Most of your prayer requests in this life, you will never know whether they are answered or not. You will pray for the President of this country, for missionaries around the world, and for family members near and far. But you will have no way of knowing what God did in answer to your prayer.
You will pray by faith or you will gradually lose heart and quit. (II Corinthians 4:1 works here.)
4. Your poor praying is powerful and effective.
God does not turn away in disgust from our poor praying because we did not use the right words, take the correct posture, address Him in just the right way, or line up our doctrine in accordance with some official creed. As a loving parent thrills to hear the poor speech of the toddler, our Father in Heaven loves it when we pray.
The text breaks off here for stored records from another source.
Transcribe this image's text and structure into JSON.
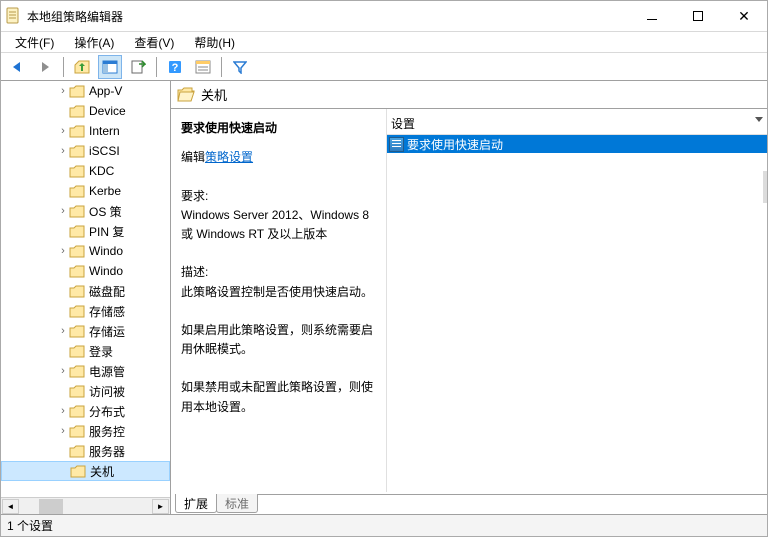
{
  "title": "本地组策略编辑器",
  "menu": {
    "file": "文件(F)",
    "action": "操作(A)",
    "view": "查看(V)",
    "help": "帮助(H)"
  },
  "tree": [
    {
      "label": "App-V",
      "caret": true
    },
    {
      "label": "Device",
      "caret": false
    },
    {
      "label": "Intern",
      "caret": true
    },
    {
      "label": "iSCSI",
      "caret": true
    },
    {
      "label": "KDC",
      "caret": false
    },
    {
      "label": "Kerbe",
      "caret": false
    },
    {
      "label": "OS 策",
      "caret": true
    },
    {
      "label": "PIN 复",
      "caret": false
    },
    {
      "label": "Windo",
      "caret": true
    },
    {
      "label": "Windo",
      "caret": false
    },
    {
      "label": "磁盘配",
      "caret": false
    },
    {
      "label": "存储感",
      "caret": false
    },
    {
      "label": "存储运",
      "caret": true
    },
    {
      "label": "登录",
      "caret": false
    },
    {
      "label": "电源管",
      "caret": true
    },
    {
      "label": "访问被",
      "caret": false
    },
    {
      "label": "分布式",
      "caret": true
    },
    {
      "label": "服务控",
      "caret": true
    },
    {
      "label": "服务器",
      "caret": false
    },
    {
      "label": "关机",
      "caret": false,
      "selected": true
    }
  ],
  "path": {
    "label": "关机"
  },
  "desc": {
    "title": "要求使用快速启动",
    "edit_prefix": "编辑",
    "edit_link": "策略设置",
    "req_label": "要求:",
    "req_text": "Windows Server 2012、Windows 8 或 Windows RT 及以上版本",
    "desc_label": "描述:",
    "p1": "此策略设置控制是否使用快速启动。",
    "p2": "如果启用此策略设置，则系统需要启用休眠模式。",
    "p3": "如果禁用或未配置此策略设置，则使用本地设置。"
  },
  "settings": {
    "header": "设置",
    "items": [
      {
        "label": "要求使用快速启动"
      }
    ]
  },
  "tabs": {
    "extended": "扩展",
    "standard": "标准"
  },
  "status": "1 个设置"
}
The prayers He answers are almost always poor prayers. Had He been on a fault-finding mission, He could have failed almost every one of those prayers for a hundred reasons. But He doesn’t.
Saturday, I spent the afternoon drawing people at the block party for Hammond, Louisiana’s Old Zion Hill Baptist Church. All day heavy showers had been drenching the southeastern part of the state. As I drove up, I was afraid the event would be drowned out. However, it was high and dry. The pastor’s wife told me why.
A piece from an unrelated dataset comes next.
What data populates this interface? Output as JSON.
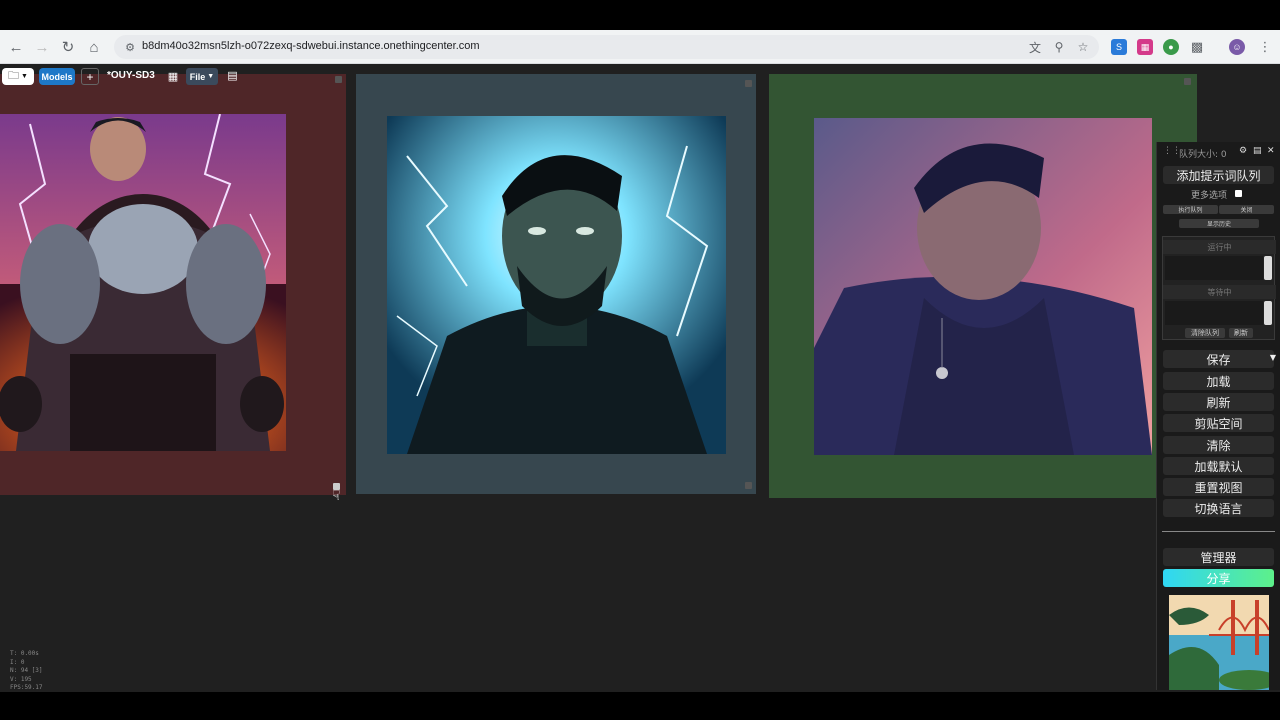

She showed me the weather radar on her phone. “I made pictures of it,” she laughed. Earlier that morning, when she had seen that the weather picture showed rain heading their way, she commented to her daughter that they might get rained out. “Mom,” she said, “God parted the waters of the Red Sea. He certainly can handle this.”
“Look at this,” she said to me. On her iPhone, there were the various photos of the radar from earlier in the day. As the rain approached the area around Hammond-Tickfaw, the green split and left it high and dry.
We had a sobering moment. Had God done that? The pastor’s daughter thinks so. Who am I to tell her He didn’t? (Psalm 115:3 says He does whatever He pleases.)
“More things are wrought by prayer,” said Alfred Lord Tennyson, “than this world knows of.”
5. Your poor praying is no excuse.
It’s a fact that we pray poorly, but that is no excuse to quit praying, to stop learning how to pray better, to stop growing, for not believing, and for not obeying.
In fact, knowing that the Living God will hear the flawed intercessions and faulty praise of imperfect children like us is liberating and encouraging.
So, don’t stop praying, Christian, just because you don’t feel like your prayers are getting anywhere. You’re not the judge. Pray on.
6. Your poor praying is God’s opportunity.
“The Lord helps us in our weakness,” Scripture says. “He intercedes for us with groanings too deep for words” (Romans 8:26).
You’ve read II Corinthians 12 where Paul discovered this truth, that our weakness is God’s opportunity to do something special, to show Himself almighty, to get all the praise and glory for Himself. Therefore, the apostle said, “I am well content with weaknesses, with insults, with distresses, with persecutions, with difficulties, for Christ’s sake; for when I am weak, then I am strong” (I Cor. 12:10).
For reasons He alone knows, God delights in using the poor and small, the overlooked and ordinary, the despised and the discarded. Like you and me.
7. Your poor praying is temporary.
“Now we see in a mirror dimly, but then face to face; now I know in part, but then I shall know fully, just as I also have been fully known” (I Cor. 13:12).
The day will come when we stand in His presence and we shall be changed into His likeness. At that moment, we shall know. We shall be made perfect. “This corruption must put on incorruption; this mortal must put on immortality” (I Cor. 15:53).
At that moment, we will be able to pray well.We will know how to address the Father in the best way, using the right words, knowing His will perfectly and how to present ourselves into His presence.
Until then, we shall walk by faith. We will obey Him and offer our prayers in our faltering manner, using our poor choice of words, knowing anyone can find fault with them, doing the best we can, knowing that He is a God of mercy and kindness and loves us more than we could ever deserve.
Jesus said, “Your Father knows what things you have need of before you ask Him. Pray then like this: ‘Our Father who art in Heaven, hallowed be Thy name….” (Matthew 6:8ff.)